» **Exercise instructions**
The answer must be a word-for-word copy of the records below, with every picture left out.

» **Data about app and page elements**
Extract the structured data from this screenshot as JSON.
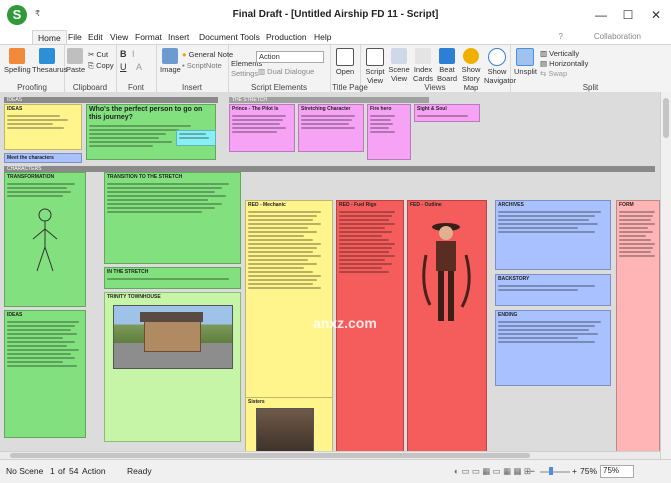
{
  "titlebar": {
    "logo": "S",
    "quick_access": "₹",
    "title": "Final Draft - [Untitled Airship FD 11 - Script]",
    "min": "—",
    "max": "☐",
    "close": "✕"
  },
  "menu": {
    "items": [
      "Home",
      "File",
      "Edit",
      "View",
      "Format",
      "Insert",
      "Document",
      "Tools",
      "Production",
      "Help"
    ],
    "help_icon": "?",
    "collaboration": "Collaboration"
  },
  "ribbon": {
    "proofing": {
      "label": "Proofing",
      "spelling": "Spelling",
      "thesaurus": "Thesaurus"
    },
    "clipboard": {
      "label": "Clipboard",
      "paste": "Paste",
      "cut": "Cut",
      "copy": "Copy"
    },
    "font": {
      "label": "Font",
      "bold": "B",
      "italic": "I",
      "underline": "U",
      "strike": "A"
    },
    "insert": {
      "label": "Insert",
      "image": "Image",
      "general_note": "General Note",
      "scriptnote": "ScriptNote"
    },
    "script_elements": {
      "label": "Script Elements",
      "elements": "Elements",
      "settings": "Settings",
      "element_value": "Action",
      "dual_dialogue": "Dual Dialogue"
    },
    "title_page": {
      "label": "Title Page",
      "open": "Open"
    },
    "views": {
      "label": "Views",
      "script": "Script",
      "view": "View",
      "scene": "Scene",
      "view2": "View",
      "index": "Index",
      "cards": "Cards",
      "beat": "Beat",
      "board": "Board",
      "show_story": "Show Story",
      "map": "Map",
      "show": "Show",
      "navigator": "Navigator"
    },
    "split": {
      "label": "Split",
      "unsplit": "Unsplit",
      "vertically": "Vertically",
      "horizontally": "Horizontally",
      "swap": "Swap"
    }
  },
  "board": {
    "watermark": "anxz.com",
    "band1": "IDEAS",
    "band2": "CHARACTERS",
    "card_main_title": "Who's the perfect person to go on this journey?",
    "card_meet": "Meet the characters",
    "card_stretch": "THE STRETCH",
    "card_pilot": "Prince - The Pilot Is",
    "card_stretched": "Stretching Character",
    "card_fire": "Fire hero",
    "card_sight": "Sight & Soul",
    "card_dream": "FORM",
    "card_trans": "TRANSFORMATION",
    "card_trans2": "TRANSITION TO THE STRETCH",
    "card_stretch2": "IN THE STRETCH",
    "card_townhouse": "TRINITY TOWNHOUSE",
    "card_ideas": "IDEAS",
    "card_sisters": "Sisters",
    "card_red": "RED - Mechanic",
    "card_rigs": "RED - Fuel Rigs",
    "card_fed": "FED - Outline",
    "card_backstory": "BACKSTORY",
    "card_ending": "ENDING",
    "card_blue": "ARCHIVES"
  },
  "status": {
    "scene": "No Scene",
    "page_num": "1",
    "page_of": "of",
    "page_total": "54",
    "element": "Action",
    "state": "Ready",
    "zoom1": "75%",
    "zoom2": "75%"
  },
  "colors": {
    "accent": "#4a90d9",
    "logo_green": "#2f9a3a",
    "workspace": "#dcdcdc"
  }
}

» **Completed task**
Extract the structured data from this screenshot as JSON.
{
  "titlebar": {
    "logo": "S",
    "quick_access": "₹",
    "title": "Final Draft - [Untitled Airship FD 11 - Script]",
    "min": "—",
    "max": "☐",
    "close": "✕"
  },
  "menu": {
    "items": [
      "Home",
      "File",
      "Edit",
      "View",
      "Format",
      "Insert",
      "Document",
      "Tools",
      "Production",
      "Help"
    ],
    "help_icon": "?",
    "collaboration": "Collaboration"
  },
  "ribbon": {
    "proofing": {
      "label": "Proofing",
      "spelling": "Spelling",
      "thesaurus": "Thesaurus"
    },
    "clipboard": {
      "label": "Clipboard",
      "paste": "Paste",
      "cut": "Cut",
      "copy": "Copy"
    },
    "font": {
      "label": "Font",
      "bold": "B",
      "italic": "I",
      "underline": "U",
      "strike": "A"
    },
    "insert": {
      "label": "Insert",
      "image": "Image",
      "general_note": "General Note",
      "scriptnote": "ScriptNote"
    },
    "script_elements": {
      "label": "Script Elements",
      "elements": "Elements",
      "settings": "Settings",
      "element_value": "Action",
      "dual_dialogue": "Dual Dialogue"
    },
    "title_page": {
      "label": "Title Page",
      "open": "Open"
    },
    "views": {
      "label": "Views",
      "script": "Script",
      "view": "View",
      "scene": "Scene",
      "view2": "View",
      "index": "Index",
      "cards": "Cards",
      "beat": "Beat",
      "board": "Board",
      "show_story": "Show Story",
      "map": "Map",
      "show": "Show",
      "navigator": "Navigator"
    },
    "split": {
      "label": "Split",
      "unsplit": "Unsplit",
      "vertically": "Vertically",
      "horizontally": "Horizontally",
      "swap": "Swap"
    }
  },
  "board": {
    "watermark": "anxz.com",
    "band1": "IDEAS",
    "band2": "CHARACTERS",
    "card_main_title": "Who's the perfect person to go on this journey?",
    "card_meet": "Meet the characters",
    "card_stretch": "THE STRETCH",
    "card_pilot": "Prince - The Pilot Is",
    "card_stretched": "Stretching Character",
    "card_fire": "Fire hero",
    "card_sight": "Sight & Soul",
    "card_dream": "FORM",
    "card_trans": "TRANSFORMATION",
    "card_trans2": "TRANSITION TO THE STRETCH",
    "card_stretch2": "IN THE STRETCH",
    "card_townhouse": "TRINITY TOWNHOUSE",
    "card_ideas": "IDEAS",
    "card_sisters": "Sisters",
    "card_red": "RED - Mechanic",
    "card_rigs": "RED - Fuel Rigs",
    "card_fed": "FED - Outline",
    "card_backstory": "BACKSTORY",
    "card_ending": "ENDING",
    "card_blue": "ARCHIVES"
  },
  "status": {
    "scene": "No Scene",
    "page_num": "1",
    "page_of": "of",
    "page_total": "54",
    "element": "Action",
    "state": "Ready",
    "zoom1": "75%",
    "zoom2": "75%"
  },
  "colors": {
    "accent": "#4a90d9",
    "logo_green": "#2f9a3a",
    "workspace": "#dcdcdc"
  }
}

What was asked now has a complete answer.